In our peculiar and sometimes confusing world, reaching consensus on a task as simple as unifying an acronym seems to be much more difficult than it should.
The Occupational Health and Safety Act of 1970 (OHS) was America's first attempt to address workplace safety. An estimated 14,000 workers were killed on the job that year. That number dropped to 4,340 in 2009 and has doubled in the US over that time span. This number has increased slightly since 2009. The number of workplace deaths from 2011 to 2015 reached 4,693, 4,628, 4,585 and 4,821, respectively. The Health and Safety at Work Act 1974 in Great Britain laid down rules for health and safety management similar to OHS.

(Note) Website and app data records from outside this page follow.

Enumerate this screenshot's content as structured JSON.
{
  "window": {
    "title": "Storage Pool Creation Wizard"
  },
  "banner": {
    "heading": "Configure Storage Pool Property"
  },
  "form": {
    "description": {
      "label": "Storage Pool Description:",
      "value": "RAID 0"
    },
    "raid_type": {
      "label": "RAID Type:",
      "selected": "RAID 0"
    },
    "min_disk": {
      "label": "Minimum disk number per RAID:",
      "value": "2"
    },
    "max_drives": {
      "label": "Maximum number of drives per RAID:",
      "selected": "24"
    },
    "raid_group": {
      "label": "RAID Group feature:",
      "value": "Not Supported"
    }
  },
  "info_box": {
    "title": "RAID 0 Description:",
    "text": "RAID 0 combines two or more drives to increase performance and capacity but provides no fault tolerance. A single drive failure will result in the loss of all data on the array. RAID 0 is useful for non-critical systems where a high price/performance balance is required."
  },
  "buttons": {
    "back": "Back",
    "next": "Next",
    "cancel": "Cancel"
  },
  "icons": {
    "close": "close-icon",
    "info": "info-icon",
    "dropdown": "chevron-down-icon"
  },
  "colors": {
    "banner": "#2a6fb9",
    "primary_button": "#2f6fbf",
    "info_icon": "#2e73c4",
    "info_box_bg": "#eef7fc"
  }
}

During the same period, federal, state, and local governments enacted environmental laws that required businesses to monitor and reduce air and water pollution and focus on safe waste disposal practices. Companies have been forced to deal with these issues or face fines and damage their corporate image. This is how the position of Environment, Health and Safety (EHS) Manager was created, but different organizations chose different acronyms for Environment, Safety and Health (ESH), Health, Safety and Environment (HSE) and, believe it or not not, many others.
From a professional perspective, Environmental Health and Safety (EHS, EH&S, HSE, ESH, or SHE) is the group or organization responsible for environmental protection, occupational safety, occupational health and safety, and compliance with best practices. The group aims to improve safety, prevent and reduce occupational accidents, emergencies and health problems.
A list of Environment, Health and Safety acronyms
Aren't three-letter acronyms (TLAs) confusing? What about four and
five letter acronyms?
Here is a list of acronyms, most covering the same areas of responsibility:
|OH S||Work-and Health protection|
|HSE||Health, Safety and Environment|
|EHS (or EH&S)||Environment, Health and Safety|
|SHE||Safety, Health and Environment|
|QHSE||Quality, Health, Safety and Environment|
|HSEQ||Health, Safety, Environment and Quality|
|HSSE||Health, Safety and Environment|
|QHSSE||Quality, health, safety and environmental protection|
|HSSEQ||Health, Safety, Environment and Quality|
These additional acronyms became necessary as security was added to the list of responsibilities of EHS, HSE and ESH when violent threats came into play. HSE soon became HSSE (Health, Safety, Security and Environment) and further expanded to HSSEQ (Health, Safety, Environment and Quality) or (HSEQ/HSSEQ/QHSE/QHSSE) as responsibilities were expanded to include quality principles EHS- Manager.
Corporate Social Responsibility (CSR or HSE & CSR / HSSE & CSR) was soon added to the mix, followed by an intense focus on sustainability. We can't even find a single acronym for Environmental Manager, but we've tirelessly added a bunch of extra letters to their titles.
Not to mention, numerous regulators and regulations with their own acronyms have been added to the mix:
More recently, the Globally Harmonized System of Classification and Labeling of Chemicals (with the acronym GHS, thank goodness!) was added. And oh, so many more...
As a colleague recently wrote, our industry has been transformed by Alphabet Soupization!! It may or may not be coincidental, but the acronym EHS also refers to it Exploding head syndrome (EHS), alternatively known as episodic cranial sensory shock, a benign condition in which a person makes loud 'imaginary' noises (like a bomb exploding, a gunshot or a pelvic crash) or has an explosive sensation when falling asleep or waking up. I think I just got EHS or was it HSE?